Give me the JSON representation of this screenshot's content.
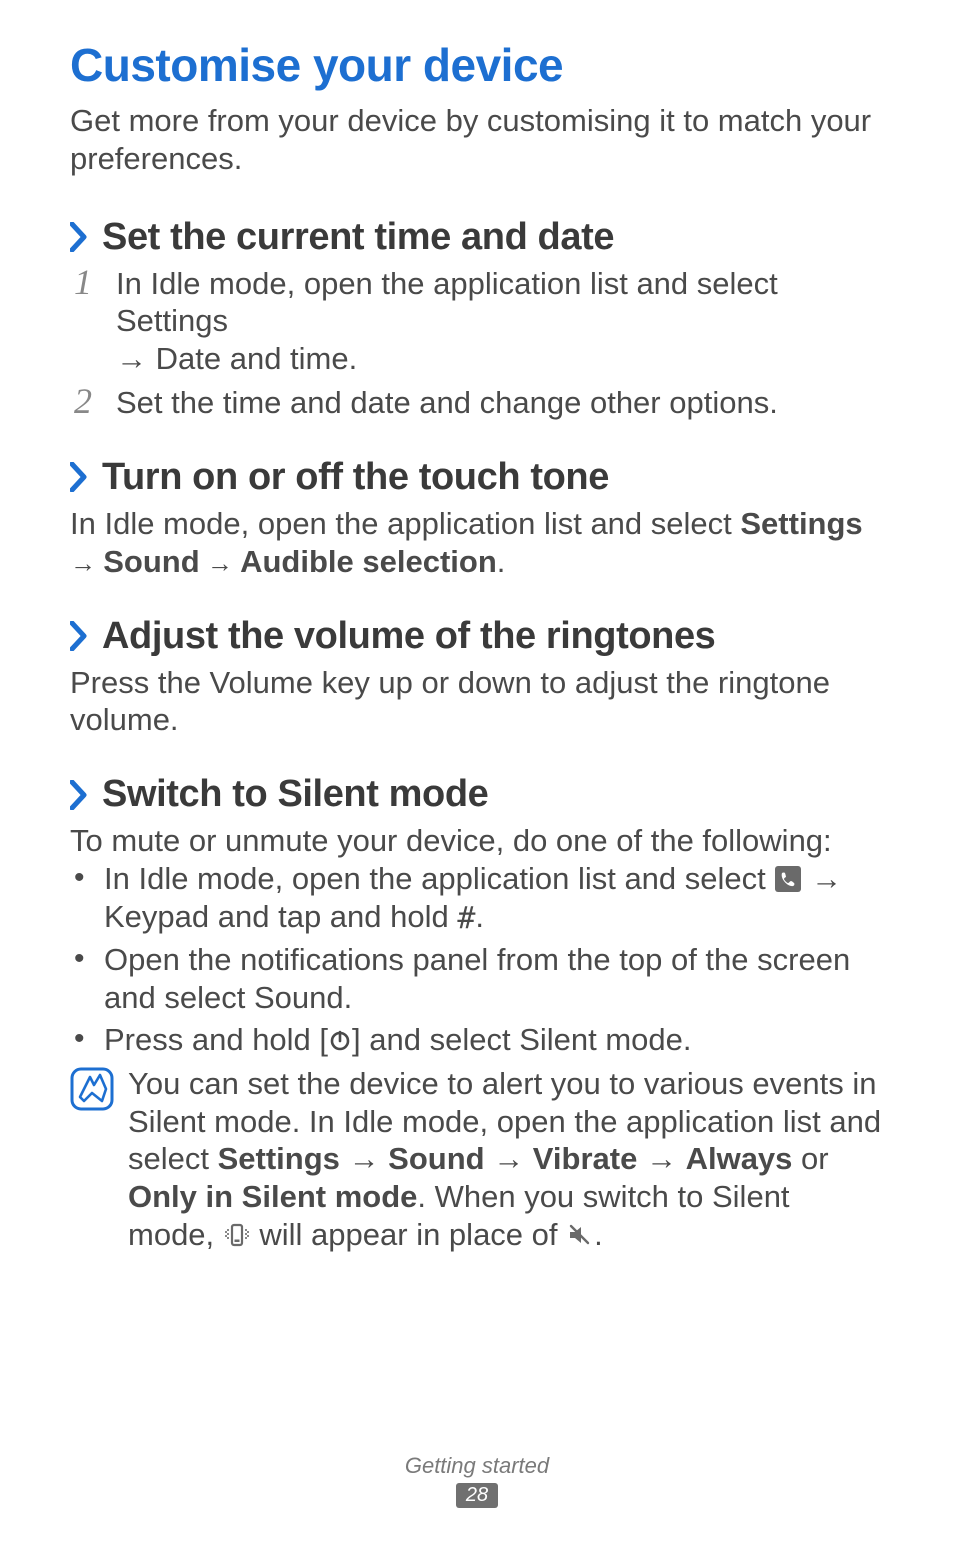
{
  "title": "Customise your device",
  "intro": "Get more from your device by customising it to match your preferences.",
  "sections": {
    "time": {
      "heading": "Set the current time and date",
      "steps": {
        "s1": {
          "num": "1",
          "pre": "In Idle mode, open the application list and select ",
          "b1": "Settings",
          "mid": " → ",
          "b2": "Date and time",
          "post": "."
        },
        "s2": {
          "num": "2",
          "text": "Set the time and date and change other options."
        }
      }
    },
    "touchtone": {
      "heading": "Turn on or off the touch tone",
      "para": {
        "pre": "In Idle mode, open the application list and select ",
        "b1": "Settings",
        "m1": " → ",
        "b2": "Sound",
        "m2": " → ",
        "b3": "Audible selection",
        "post": "."
      }
    },
    "volume": {
      "heading": "Adjust the volume of the ringtones",
      "para": "Press the Volume key up or down to adjust the ringtone volume."
    },
    "silent": {
      "heading": "Switch to Silent mode",
      "intro": "To mute or unmute your device, do one of the following:",
      "b1": {
        "pre": "In Idle mode, open the application list and select ",
        "m1": " → ",
        "bold": "Keypad",
        "mid": " and tap and hold ",
        "post": "."
      },
      "b2": {
        "pre": "Open the notifications panel from the top of the screen and select ",
        "bold": "Sound",
        "post": "."
      },
      "b3": {
        "pre": "Press and hold [",
        "mid": "] and select ",
        "bold": "Silent mode",
        "post": "."
      },
      "note": {
        "pre": "You can set the device to alert you to various events in Silent mode. In Idle mode, open the application list and select ",
        "b1": "Settings",
        "m1": " → ",
        "b2": "Sound",
        "m2": " → ",
        "b3": "Vibrate",
        "m3": " → ",
        "b4": "Always",
        "or": " or ",
        "b5": "Only in Silent mode",
        "mid": ". When you switch to Silent mode, ",
        "midpost": " will appear in place of ",
        "post": "."
      }
    }
  },
  "footer": {
    "section": "Getting started",
    "page": "28"
  }
}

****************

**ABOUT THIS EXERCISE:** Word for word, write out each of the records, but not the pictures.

**ANSWER SECTION:**
Give me the JSON representation of this screenshot's content.
{
  "title": "Customise your device",
  "intro": "Get more from your device by customising it to match your preferences.",
  "sections": {
    "time": {
      "heading": "Set the current time and date",
      "steps": {
        "s1": {
          "num": "1",
          "pre": "In Idle mode, open the application list and select ",
          "b1": "Settings",
          "mid": " → ",
          "b2": "Date and time",
          "post": "."
        },
        "s2": {
          "num": "2",
          "text": "Set the time and date and change other options."
        }
      }
    },
    "touchtone": {
      "heading": "Turn on or off the touch tone",
      "para": {
        "pre": "In Idle mode, open the application list and select ",
        "b1": "Settings",
        "m1": " → ",
        "b2": "Sound",
        "m2": " → ",
        "b3": "Audible selection",
        "post": "."
      }
    },
    "volume": {
      "heading": "Adjust the volume of the ringtones",
      "para": "Press the Volume key up or down to adjust the ringtone volume."
    },
    "silent": {
      "heading": "Switch to Silent mode",
      "intro": "To mute or unmute your device, do one of the following:",
      "b1": {
        "pre": "In Idle mode, open the application list and select ",
        "m1": " → ",
        "bold": "Keypad",
        "mid": " and tap and hold ",
        "post": "."
      },
      "b2": {
        "pre": "Open the notifications panel from the top of the screen and select ",
        "bold": "Sound",
        "post": "."
      },
      "b3": {
        "pre": "Press and hold [",
        "mid": "] and select ",
        "bold": "Silent mode",
        "post": "."
      },
      "note": {
        "pre": "You can set the device to alert you to various events in Silent mode. In Idle mode, open the application list and select ",
        "b1": "Settings",
        "m1": " → ",
        "b2": "Sound",
        "m2": " → ",
        "b3": "Vibrate",
        "m3": " → ",
        "b4": "Always",
        "or": " or ",
        "b5": "Only in Silent mode",
        "mid": ". When you switch to Silent mode, ",
        "midpost": " will appear in place of ",
        "post": "."
      }
    }
  },
  "footer": {
    "section": "Getting started",
    "page": "28"
  }
}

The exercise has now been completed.